### Work request
A word-for-word copy of the entries is the goal; leave out the pictures.

Supplied data Start Marker

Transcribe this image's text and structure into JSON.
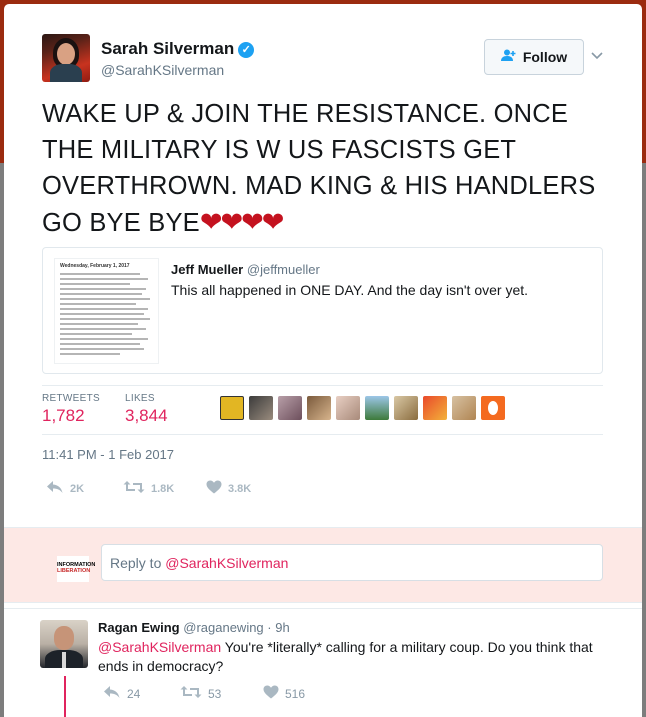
{
  "author": {
    "name": "Sarah Silverman",
    "handle": "@SarahKSilverman",
    "verified_mark": "✓"
  },
  "follow_button": {
    "label": "Follow",
    "icon": "follow-user-icon"
  },
  "tweet": {
    "text": "WAKE UP & JOIN THE RESISTANCE.  ONCE THE MILITARY IS W US FASCISTS GET OVERTHROWN. MAD KING & HIS HANDLERS GO BYE BYE",
    "emoji": "❤❤❤❤"
  },
  "quote": {
    "author_name": "Jeff Mueller",
    "author_handle": "@jeffmueller",
    "text": "This all happened in ONE DAY. And the day isn't over yet.",
    "thumb_title": "Wednesday, February 1, 2017"
  },
  "stats": {
    "retweets_label": "RETWEETS",
    "retweets_value": "1,782",
    "likes_label": "LIKES",
    "likes_value": "3,844"
  },
  "timestamp": "11:41 PM - 1 Feb 2017",
  "actions": {
    "reply_count": "2K",
    "retweet_count": "1.8K",
    "like_count": "3.8K"
  },
  "reply_box": {
    "avatar_line1": "INFORMATION",
    "avatar_line2": "LIBERATION",
    "placeholder_prefix": "Reply to ",
    "placeholder_mention": "@SarahKSilverman"
  },
  "reply_tweet": {
    "name": "Ragan Ewing",
    "handle": "@raganewing · 9h",
    "mention": "@SarahKSilverman",
    "text": " You're *literally* calling for a military coup. Do you think that ends in democracy?",
    "reply_count": "24",
    "retweet_count": "53",
    "like_count": "516"
  },
  "colors": {
    "accent": "#e0245e",
    "brand_blue": "#1da1f2",
    "top_background": "#9b2b10",
    "bottom_background": "#7d7d7d",
    "reply_area_background": "#fde8e5"
  }
}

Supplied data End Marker

### Output below
Transcribe this image's text and structure into JSON.
{
  "author": {
    "name": "Sarah Silverman",
    "handle": "@SarahKSilverman",
    "verified_mark": "✓"
  },
  "follow_button": {
    "label": "Follow",
    "icon": "follow-user-icon"
  },
  "tweet": {
    "text": "WAKE UP & JOIN THE RESISTANCE.  ONCE THE MILITARY IS W US FASCISTS GET OVERTHROWN. MAD KING & HIS HANDLERS GO BYE BYE",
    "emoji": "❤❤❤❤"
  },
  "quote": {
    "author_name": "Jeff Mueller",
    "author_handle": "@jeffmueller",
    "text": "This all happened in ONE DAY. And the day isn't over yet.",
    "thumb_title": "Wednesday, February 1, 2017"
  },
  "stats": {
    "retweets_label": "RETWEETS",
    "retweets_value": "1,782",
    "likes_label": "LIKES",
    "likes_value": "3,844"
  },
  "timestamp": "11:41 PM - 1 Feb 2017",
  "actions": {
    "reply_count": "2K",
    "retweet_count": "1.8K",
    "like_count": "3.8K"
  },
  "reply_box": {
    "avatar_line1": "INFORMATION",
    "avatar_line2": "LIBERATION",
    "placeholder_prefix": "Reply to ",
    "placeholder_mention": "@SarahKSilverman"
  },
  "reply_tweet": {
    "name": "Ragan Ewing",
    "handle": "@raganewing · 9h",
    "mention": "@SarahKSilverman",
    "text": " You're *literally* calling for a military coup. Do you think that ends in democracy?",
    "reply_count": "24",
    "retweet_count": "53",
    "like_count": "516"
  },
  "colors": {
    "accent": "#e0245e",
    "brand_blue": "#1da1f2",
    "top_background": "#9b2b10",
    "bottom_background": "#7d7d7d",
    "reply_area_background": "#fde8e5"
  }
}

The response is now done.